Since I cannot play the guitar and know rather little about the instrument or its history, I’ll use classical guitar for this exercise. Here is a sample of key terms from the entry on Wikipedia:
- comprehensive technique
- allows the soloist to perform complex melodic and polyphonic material
- plucked with the fingernails (as opposed to some piece of technology)
- historic repertoire
- known to borrow from the repertoires of a large variety of instruments
- long history; has been popular for 5,000 years
- shape, construction, and material
- all kinds of music (folk, jazz, flamenco, etc.) are performed on it

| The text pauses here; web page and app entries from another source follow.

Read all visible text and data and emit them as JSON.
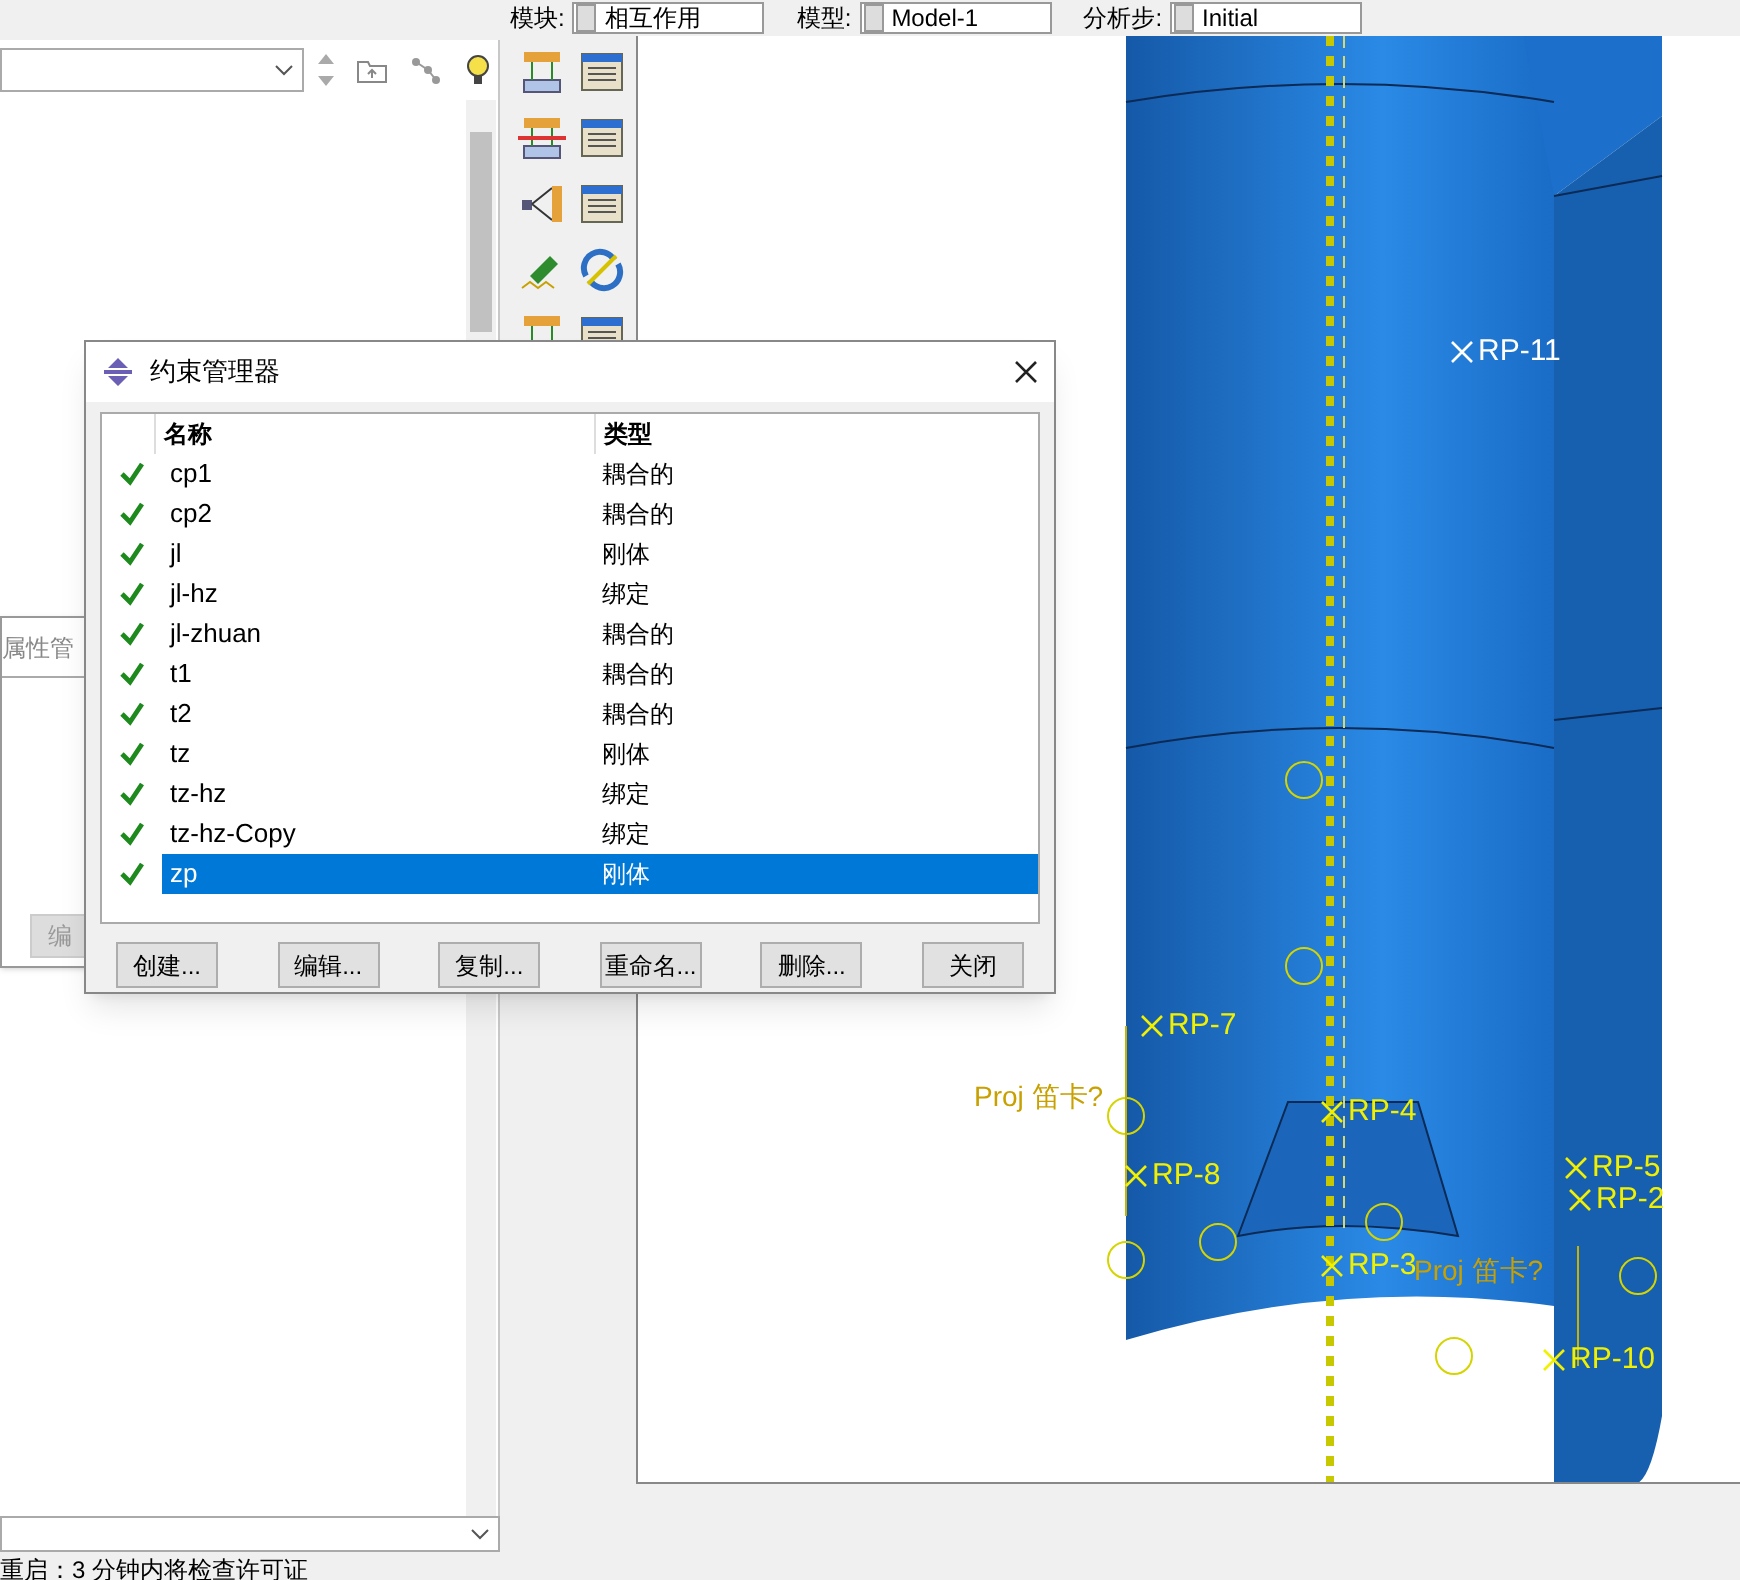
{
  "context_bar": [
    {
      "label": "模块:",
      "value": "相互作用"
    },
    {
      "label": "模型:",
      "value": "Model-1"
    },
    {
      "label": "分析步:",
      "value": "Initial"
    }
  ],
  "background_window": {
    "title": "属性管",
    "button": "编"
  },
  "dialog": {
    "title": "约束管理器",
    "columns": [
      "名称",
      "类型"
    ],
    "rows": [
      {
        "name": "cp1",
        "type": "耦合的",
        "active": true,
        "selected": false
      },
      {
        "name": "cp2",
        "type": "耦合的",
        "active": true,
        "selected": false
      },
      {
        "name": "jl",
        "type": "刚体",
        "active": true,
        "selected": false
      },
      {
        "name": "jl-hz",
        "type": "绑定",
        "active": true,
        "selected": false
      },
      {
        "name": "jl-zhuan",
        "type": "耦合的",
        "active": true,
        "selected": false
      },
      {
        "name": "t1",
        "type": "耦合的",
        "active": true,
        "selected": false
      },
      {
        "name": "t2",
        "type": "耦合的",
        "active": true,
        "selected": false
      },
      {
        "name": "tz",
        "type": "刚体",
        "active": true,
        "selected": false
      },
      {
        "name": "tz-hz",
        "type": "绑定",
        "active": true,
        "selected": false
      },
      {
        "name": "tz-hz-Copy",
        "type": "绑定",
        "active": true,
        "selected": false
      },
      {
        "name": "zp",
        "type": "刚体",
        "active": true,
        "selected": true
      }
    ],
    "buttons": [
      "创建...",
      "编辑...",
      "复制...",
      "重命名...",
      "删除...",
      "关闭"
    ]
  },
  "viewport": {
    "labels": [
      {
        "text": "RP-11",
        "kind": "point"
      },
      {
        "text": "RP-7",
        "kind": "symbol"
      },
      {
        "text": "Proj 笛卡?",
        "kind": "csys"
      },
      {
        "text": "RP-4",
        "kind": "symbol"
      },
      {
        "text": "RP-8",
        "kind": "symbol"
      },
      {
        "text": "RP-5",
        "kind": "symbol"
      },
      {
        "text": "RP-2",
        "kind": "symbol"
      },
      {
        "text": "RP-3",
        "kind": "symbol"
      },
      {
        "text": "Proj 笛卡?",
        "kind": "csys"
      },
      {
        "text": "RP-10",
        "kind": "symbol"
      }
    ]
  },
  "status_bar": "重启：3 分钟内将检查许可证"
}
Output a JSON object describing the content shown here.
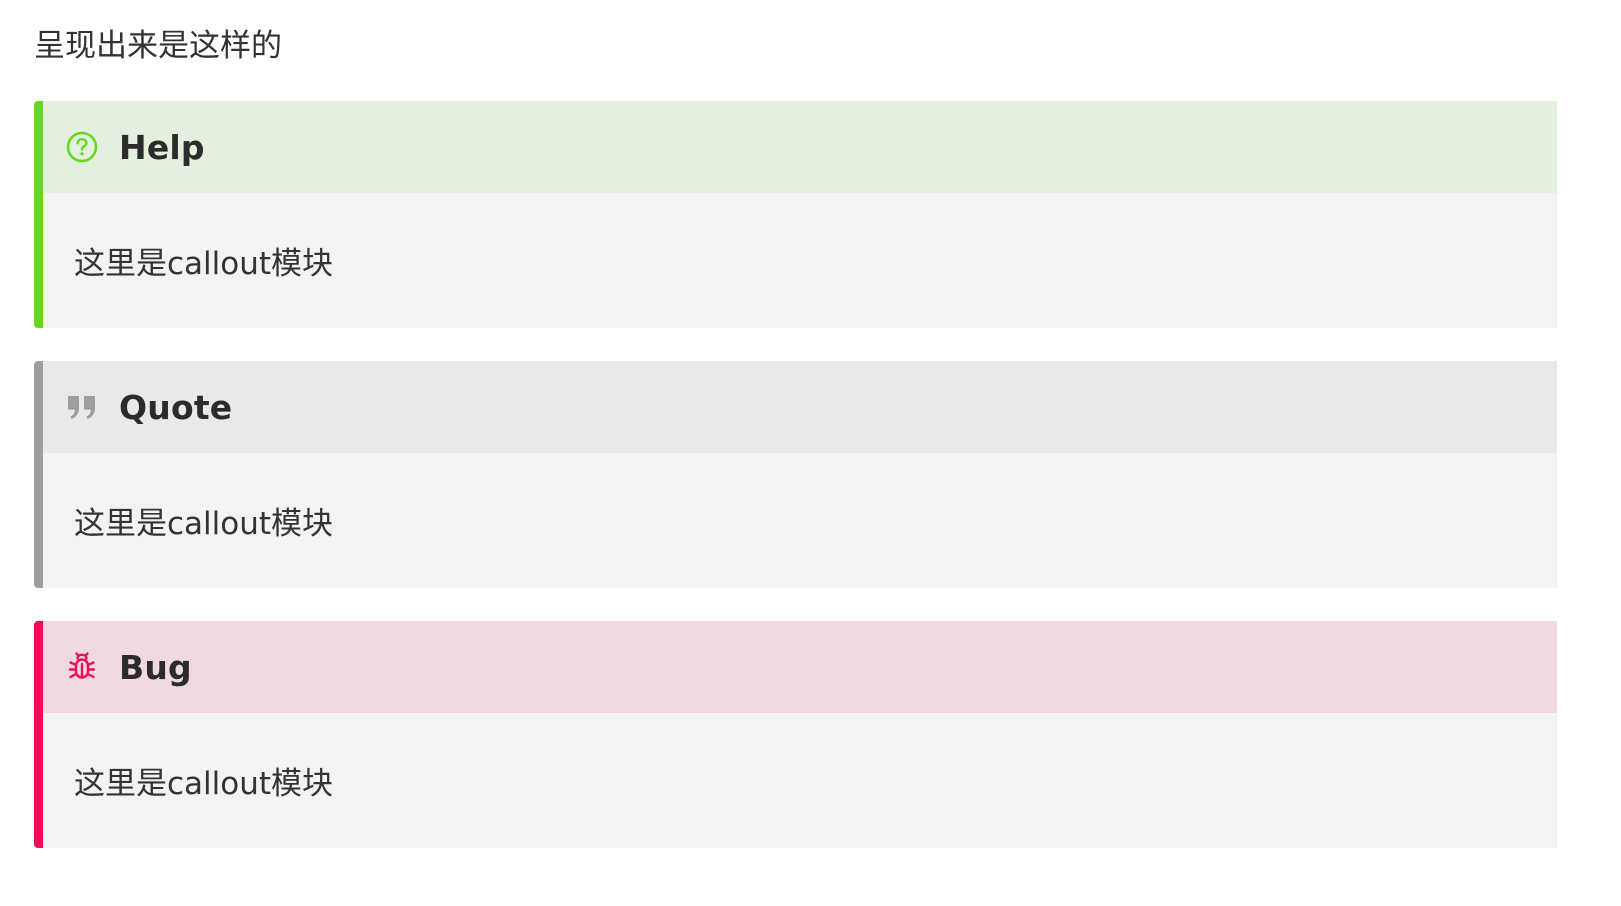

Most of these very phrases and words can be aptly applied to classical education. They are, in fact, what distinguish it from other forms. First, classical education insists on technique—proceeding through the grammar, logic, and rhetoric stages; and determining truth through Socratic discussion and dialogue. Second, it is comprehensive. It insists on immersion in and mastery of the verbal arts (the trivium) and the quantitative arts (the quadrivium). Third, classical education fosters complex and higher order (polyphonic) thinking skills, enabling the student to work with and master challenging fields of inquiry. Fourth, it is “plucked with the fingernails,” insisting that learning happens most effectively through hard work and natural methods, with fewer shortcuts and technological aids—reading, writing, translating, and doing math (in the mind).
Fifth, classical education has a historic repertoire and, it could be argued, a 5,000-year history—stretching back as far as the Hebrew and Egyptian traditions, and certainly the Greek and Roman.
Sixth, the shape, construction, and material signify Aristotle’s four causes: The material—the skills and content of the trivium and quadrivium; the efficient—the student striving to gain mastery of skills and content; the formal—the way or method of the grammar, logic, and rhetoric stages, and Socratic discussion; and the final—the purpose, the end goal or object of classical education: the cultivation of wisdom and virtue.
Finally, just as all kinds of music are performed on the classical guitar, so it is with classical education. It educates the student holistically and intrinsically by means of the septem artes liberales (the seven liberal arts—basic skills necessary for success in academic study), preparing him well for whatever endeavor he may wish to pursue. All kinds of interests, disciplines, and careers are performed on an education that is classical, on an education that greatly liberates the person to rule himself, and to succeed in any vocation he judiciously chooses.
Perhaps we now have a helpful definition: Classical education is a traditional, historical, time-tested education of the highest quality, emerging from the most elevated cultures of the past. It has a long, rich, and fairly unified history, and uses specific tools and content to effectively educate the human person. Its method, skills, and content are encompassed in the trivium and quadrivium, the seven liberal arts or enkuklios paideia (“education in a circle”): grammar, logic, and rhetoric; arithmetic, astronomy, music, and geometry. Its purpose is to cultivate wisdom and virtue, to elicit and develop “the good” in the student, and to provide him with the skills for a lifetime of learning.
By restoring the classical to education, we are able to, as G. K. Chesterton says, pass the soul of our society from one generation to another.
Originally published in The Classical Teacher Late Summer 2015 edition.